As part of routine surveillance, plant health officers from the Forestry Commmission have discovered a breeding population of Ips typographus (eight-toothed European spruce bark beetle) in an unnamed woodland in Kent: the first such finding in the wider environment in the UK.
Sawmills and commercial timber growers will be especially concerned, as large populations of these beetles can cause significant damage to softwood plantations; although they tend to attack already weakened or windblown trees as a preference. If populations reach a high enough level, they can cause stand level die back as large groups attack individuals or groups of trees and overwhelm their natural defences, as in the picture below.
Movement controls and quarantine procedures have been put in place, while further intensive investigations are carried out. A Contingency Plan that was already in place due to the high risk posed by Ips typographus has been implemented.
Perhaps we should all be concerned, as there is a reasonable suggestion that tree death caused by bark beetles has played a large part in the devastating wild fires that have ravaged large parts of the western USA in recent years: How the bark beetle fueled California’s wildfires (Article) . This article from the Yale School of Forestry & Environmental Studies highlights the global scale of climate change increasing the speed of reproduction and brood size that can lead to huge infestations, sometimes killing whole forests as has been seen in continental Europe, the US and Canada: Small Pests, Big Problems: The Global Spread of Bark Beetles
Here we see an excellent, if worrying, example of how the knock on effects of climate change could be wide ranging and indirect; the direct impact on human lives of the huge and deadly forest fires could perhaps not have been predicted from the seemingly insignificant increase in breeding potential of a tiny bark beetle.

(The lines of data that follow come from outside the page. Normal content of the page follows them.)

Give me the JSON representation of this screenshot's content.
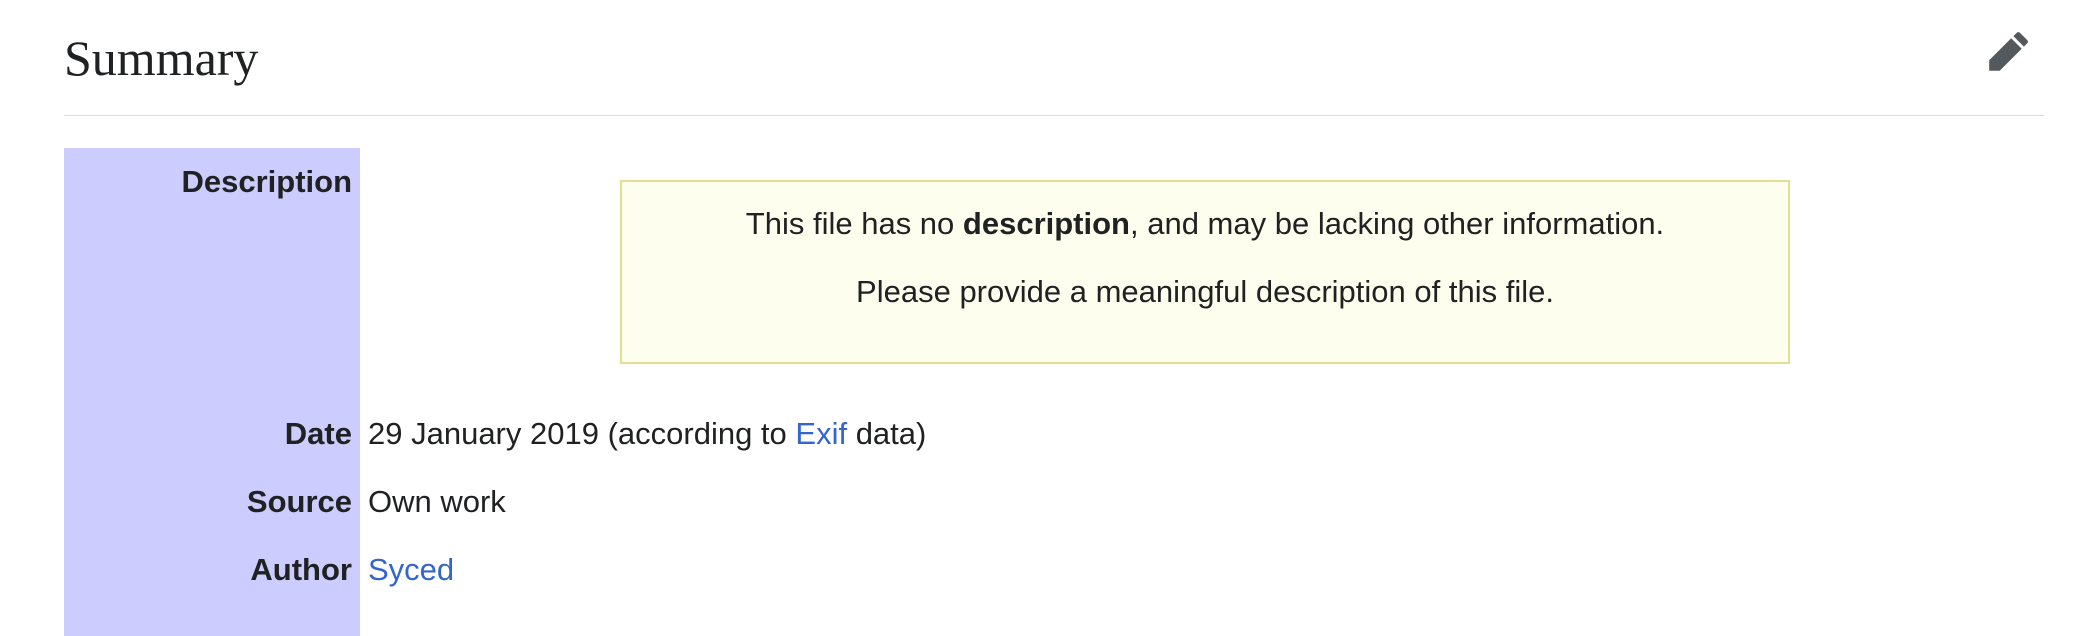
{
  "section": {
    "title": "Summary",
    "edit_icon": "pencil-icon"
  },
  "notice": {
    "before_bold": "This file has no ",
    "bold": "description",
    "after_bold": ", and may be lacking other information.",
    "line2": "Please provide a meaningful description of this file.",
    "background": "#fefeee",
    "border": "#e0e095"
  },
  "rows": {
    "description_label": "Description",
    "date_label": "Date",
    "date_before_link": "29 January 2019 (according to ",
    "date_link": "Exif",
    "date_after_link": " data)",
    "source_label": "Source",
    "source_value": "Own work",
    "author_label": "Author",
    "author_value": "Syced"
  },
  "colors": {
    "label_background": "#ccccff",
    "link": "#3366cc",
    "text": "#202122"
  }
}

The European spruce bark beetle creates distinctive breeding galleries such as the one in the title image – a central channel with radiating galleries of increasing size. If you think you have spotted some of these symptoms / insects, please let the FC know by using their Tree Alert Form.